This amendment specifically excludes the legislation raised in AAA v Secretary of State of the Home Department [2023] UKSC 42 as potential blocks to removal and excludes from consideration any international law (including the ECHR and anything put out by its court).

Question put, That the amendment be made.

Question put, That the clause stand part of the Bill.

Clause 2 ordered to stand part of the Bill.

Clause 4

Decisions based on particular individual circumstances

Amendment proposed: 19, page 4, line 11, leave out from “whether” to the end of line 14 and insert

“and in what manner a person is to be removed, or considered for removal, to Rwanda under this Act or the Illegal Migration Act 2023”.(Robert Jenrick.)

This and other amendments to Clause 4 are intended to remove the ability of individuals to block their own removal through suspensive claims and to limit such claims to rare situations where there is bad faith on the part of decision-makers in relation to decisions as to medical fitness to travel.

Question put, That the amendment be made.

Clause 4

Decisions based on particular individual circumstances

Question put, That the clause stand part of the Bill.

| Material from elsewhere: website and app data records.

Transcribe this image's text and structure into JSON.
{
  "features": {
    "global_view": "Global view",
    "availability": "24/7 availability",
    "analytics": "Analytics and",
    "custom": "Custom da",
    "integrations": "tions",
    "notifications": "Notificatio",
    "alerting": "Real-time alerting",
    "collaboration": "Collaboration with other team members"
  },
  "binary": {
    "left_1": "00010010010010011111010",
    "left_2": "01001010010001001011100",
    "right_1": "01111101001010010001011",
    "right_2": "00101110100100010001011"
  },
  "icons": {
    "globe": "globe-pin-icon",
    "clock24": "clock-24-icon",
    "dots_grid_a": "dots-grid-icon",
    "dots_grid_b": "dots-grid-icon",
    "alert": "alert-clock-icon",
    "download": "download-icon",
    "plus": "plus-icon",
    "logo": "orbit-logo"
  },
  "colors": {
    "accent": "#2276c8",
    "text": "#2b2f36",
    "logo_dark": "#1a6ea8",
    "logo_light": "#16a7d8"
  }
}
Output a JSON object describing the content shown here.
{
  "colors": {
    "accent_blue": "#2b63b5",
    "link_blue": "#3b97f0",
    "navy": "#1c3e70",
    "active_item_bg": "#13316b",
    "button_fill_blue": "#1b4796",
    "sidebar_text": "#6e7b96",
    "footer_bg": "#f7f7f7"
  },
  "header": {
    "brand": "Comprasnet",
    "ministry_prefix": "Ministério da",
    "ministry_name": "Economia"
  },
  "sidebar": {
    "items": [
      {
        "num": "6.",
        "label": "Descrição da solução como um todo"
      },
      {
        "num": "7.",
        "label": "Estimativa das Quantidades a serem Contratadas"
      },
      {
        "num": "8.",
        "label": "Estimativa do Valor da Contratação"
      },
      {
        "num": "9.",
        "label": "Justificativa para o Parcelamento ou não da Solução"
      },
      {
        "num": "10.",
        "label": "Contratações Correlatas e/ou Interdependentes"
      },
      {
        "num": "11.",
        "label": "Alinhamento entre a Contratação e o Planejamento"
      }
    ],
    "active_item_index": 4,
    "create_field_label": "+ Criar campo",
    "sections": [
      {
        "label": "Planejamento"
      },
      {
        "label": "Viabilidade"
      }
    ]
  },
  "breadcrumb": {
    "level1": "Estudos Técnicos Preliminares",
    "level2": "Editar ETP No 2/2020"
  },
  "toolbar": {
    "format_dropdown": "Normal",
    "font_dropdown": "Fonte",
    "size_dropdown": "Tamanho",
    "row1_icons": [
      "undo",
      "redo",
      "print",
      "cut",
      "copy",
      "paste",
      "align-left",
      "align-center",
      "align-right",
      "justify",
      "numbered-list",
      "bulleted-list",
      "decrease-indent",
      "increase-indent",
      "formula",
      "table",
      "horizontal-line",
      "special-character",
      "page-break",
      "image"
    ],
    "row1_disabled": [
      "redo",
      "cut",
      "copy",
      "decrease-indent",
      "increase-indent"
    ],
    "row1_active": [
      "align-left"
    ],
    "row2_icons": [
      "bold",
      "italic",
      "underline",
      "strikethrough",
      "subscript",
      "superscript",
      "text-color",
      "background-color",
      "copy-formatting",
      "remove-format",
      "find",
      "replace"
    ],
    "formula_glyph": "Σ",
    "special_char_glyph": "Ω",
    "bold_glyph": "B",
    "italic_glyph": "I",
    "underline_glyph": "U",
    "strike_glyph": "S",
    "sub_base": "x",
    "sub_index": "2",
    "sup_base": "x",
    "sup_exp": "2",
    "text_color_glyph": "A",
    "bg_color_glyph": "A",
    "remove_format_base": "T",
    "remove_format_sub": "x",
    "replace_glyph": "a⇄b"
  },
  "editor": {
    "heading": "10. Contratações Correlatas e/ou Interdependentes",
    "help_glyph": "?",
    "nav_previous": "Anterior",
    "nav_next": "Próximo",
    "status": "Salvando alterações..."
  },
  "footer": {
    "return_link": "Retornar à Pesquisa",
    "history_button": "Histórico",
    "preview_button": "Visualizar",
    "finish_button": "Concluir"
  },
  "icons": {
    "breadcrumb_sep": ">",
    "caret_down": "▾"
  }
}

Clause 4 ordered to stand part of the Bill.

New Clause 6

Changes to the classification of Rwanda as safe

“(1) A Monitoring Committee overseeing removals to Rwanda must be established and maintained in accordance with Article 15 of the Rwanda Treaty.

(2) Section 2(1) of this Act does not apply if—

(a) the Monitoring Committee established under subsection (1) has formally concluded that the Republic of Rwanda is in breach of its obligations under that Treaty,

(b) the Secretary of State has advised against travel to the Republic of Rwanda, or

(c) if a court or tribunal has found the Republic of Rwanda to be unsafe in accordance with subsection (3) below.

(3) On an application for judicial review, if a UK Senior Court determines that credible evidence exists that the Republic of Rwanda is no longer safe on the basis of non-compliance with its obligations under the Rwanda Treaty, nothing in this Act shall prevent a court or tribunal from further considering an application for judicial review brought by an individual so affected.”—(Stephen Kinnock.)

This new clause places the Monitoring Committee for the Rwanda Treaty on a statutory basis, and places conditions on when the classification of Rwanda as ‘safe’ can be suspended in accordance with material conditions and/or non-compliance with obligations under the Rwanda Treaty.

Brought up, and read the First time.

Question put, That the clause be read a Second time.

The occupant of the Chair left the Chair (Programme Order, 12 December 2023).

The Deputy Speaker resumed the Chair.

Progress reported; Committee to sit again tomorrow.